Treatment? O2? BVM? When is intubation considered? IV? IO? Fluids! EPI? Albuterol?

Case Study
Enroute, You administer O2 via cannula with 2.5 mg albuterol neb. An IO was established in the patients right tibia and a fluid boluss was started The patient became apneic and required BVM. Soon after, the patient lost pulses and CPR was started.

Case Study
What were the possibilities with this case? What other history could have been obtained? Any different treatment (s) ? Why did the patient code?

Case Study 2
You are called to intercept with Torreon at 10 pm. The dispatch info is for an infant in respiratory distress. You arrive to find 2 EMT-Bs attending a 4 month old male. Mom is following in her car. Mom states that the baby has been sick with nasal discharge and cough x 3 days.

Case Study 2
The child is being given O2 8lpm via blow by. He is breathing 70 times per minute His pulse rate is 220, strong at the brachial site bilaterally What physical signs might we also see in this case?

Case Study 2
Mom states that the baby stopped taking food and fluids this morning.
This is what you find upon entering Torreon rescue

Case Study 2
You see obvious signs of air hunger (nasal flaring, see-saw breathing, intercostal retractions, tracheal tugging) The child responds only to painful stimulus. His lung sounds are mostly absent with a slight squeak on exspiration

Case Study 2

Case Study 2
What do you want to do? What more do you want to know? How do you want to transport this patient?

Any Questions???

Asthma Medications
What will they come up with next????

Generic name: Zafirlukast Leukotriene receptor antagonist Taken twice daily One of the next generation meds aimed at controlling chronic inflammation. Age ranges 5-Adult

Aerobid and Aerobid M

Generic name:Flunisolide Inhaled corticosteroid Usually taken 2-4 puffs twice daily Use is preventative in nature. Aerobid M has green lettering and a green cap. Aerobid M is the same as Aerobid, except it has a menthol flavor.

Generic Name: Fluticasone/Salmeterol Combination of a corticosteroid and a long acting Beta agonist. Taken twice daily. Used only for prophylaxis.

Also known as Ventolin Proventil Volmax Can be nebulized, aerosolized, taken as a pill, or taken as a syrup Generic MDIs can be grey, white, red, blue, etc.

Metoproterenol One of the older fast acting beta agonists (I was placed on alupent when I was 5) Available as MDI and Neb Sulution.

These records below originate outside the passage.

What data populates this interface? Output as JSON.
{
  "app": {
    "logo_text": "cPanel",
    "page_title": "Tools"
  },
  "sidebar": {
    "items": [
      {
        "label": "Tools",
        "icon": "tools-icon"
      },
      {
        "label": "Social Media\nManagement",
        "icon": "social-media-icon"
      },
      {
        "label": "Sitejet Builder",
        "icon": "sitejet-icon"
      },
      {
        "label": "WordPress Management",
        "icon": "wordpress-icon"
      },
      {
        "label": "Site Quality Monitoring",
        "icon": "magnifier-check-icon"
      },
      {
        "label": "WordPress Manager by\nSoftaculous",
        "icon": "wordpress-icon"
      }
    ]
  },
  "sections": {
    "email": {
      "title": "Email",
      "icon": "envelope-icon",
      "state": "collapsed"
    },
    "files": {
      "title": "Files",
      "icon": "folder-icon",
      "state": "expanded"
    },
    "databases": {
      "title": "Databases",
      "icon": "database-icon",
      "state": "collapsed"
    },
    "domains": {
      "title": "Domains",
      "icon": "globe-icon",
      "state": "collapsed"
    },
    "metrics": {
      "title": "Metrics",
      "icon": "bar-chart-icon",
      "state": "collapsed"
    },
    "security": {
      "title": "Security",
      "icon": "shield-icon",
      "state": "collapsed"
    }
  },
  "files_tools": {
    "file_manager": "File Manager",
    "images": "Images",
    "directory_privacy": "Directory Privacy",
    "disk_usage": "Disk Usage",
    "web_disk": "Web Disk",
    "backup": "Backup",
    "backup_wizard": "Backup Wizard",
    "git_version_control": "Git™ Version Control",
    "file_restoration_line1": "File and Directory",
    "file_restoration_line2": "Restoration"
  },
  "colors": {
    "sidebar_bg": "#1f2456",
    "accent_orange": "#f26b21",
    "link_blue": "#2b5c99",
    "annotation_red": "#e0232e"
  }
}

Triamcinolone Inhaled corticosteroid Works well for asthma, but can be up to 8-12 puffs twice daily.

Beclomethasone Corticosteroid Inhaled via MDI twice daily. Not widely used anymore

Terbutaline Beta agonist SQ/IM use is similar to Epi. Can be nebulized No longer widely used in asthma

Bronkosol No Image Available

Isoetharine Beta agonist Nebulized Not widely used anymore

Generic Name: Fluticasone Proprianate Inhaled Corticosteroid Taken 2-4 puffs twice daily.

Formoterol Long acting beta agonist Brand new med.

Generic Name: Chromalyn Sodium Works as an antiinflammatory by stabilizing Mast cell walls. 2 puffs 4 times daily make this medication difficult to comply with.

Pirbuterol Short acting beta agonist Alternative to albuterol

Budesonide Corticosteroid One of the newer steroids

Salmeterol Long acting beta agonist A LOT of asthmatics are on this drug, or Advair, which contains serevent.

Montelukast Leukotriene receptor inhibitor Another next generation asthma medication. Appropriate for ages 12 months-Adult

Numerous names Methylzanthine Acts as bronchodilater, but also increases diaphragmatic contractility and decreases lung sensitivity to allergens and other asthma triggers

Nedocromil Sodium Another Mast cell Stabilizer. MOA similar to Intal


Binds serum free IgE, thereby blocking it from binding with Mast cells Only available as SQ injection. Dose is based on weight.


Levalbuterol Short acting beta agonist Has been found to work better than albuterol with lower doses and less side affects. Only available as nebulized solution. Kept in foil package and must be used within 7 days of opening package.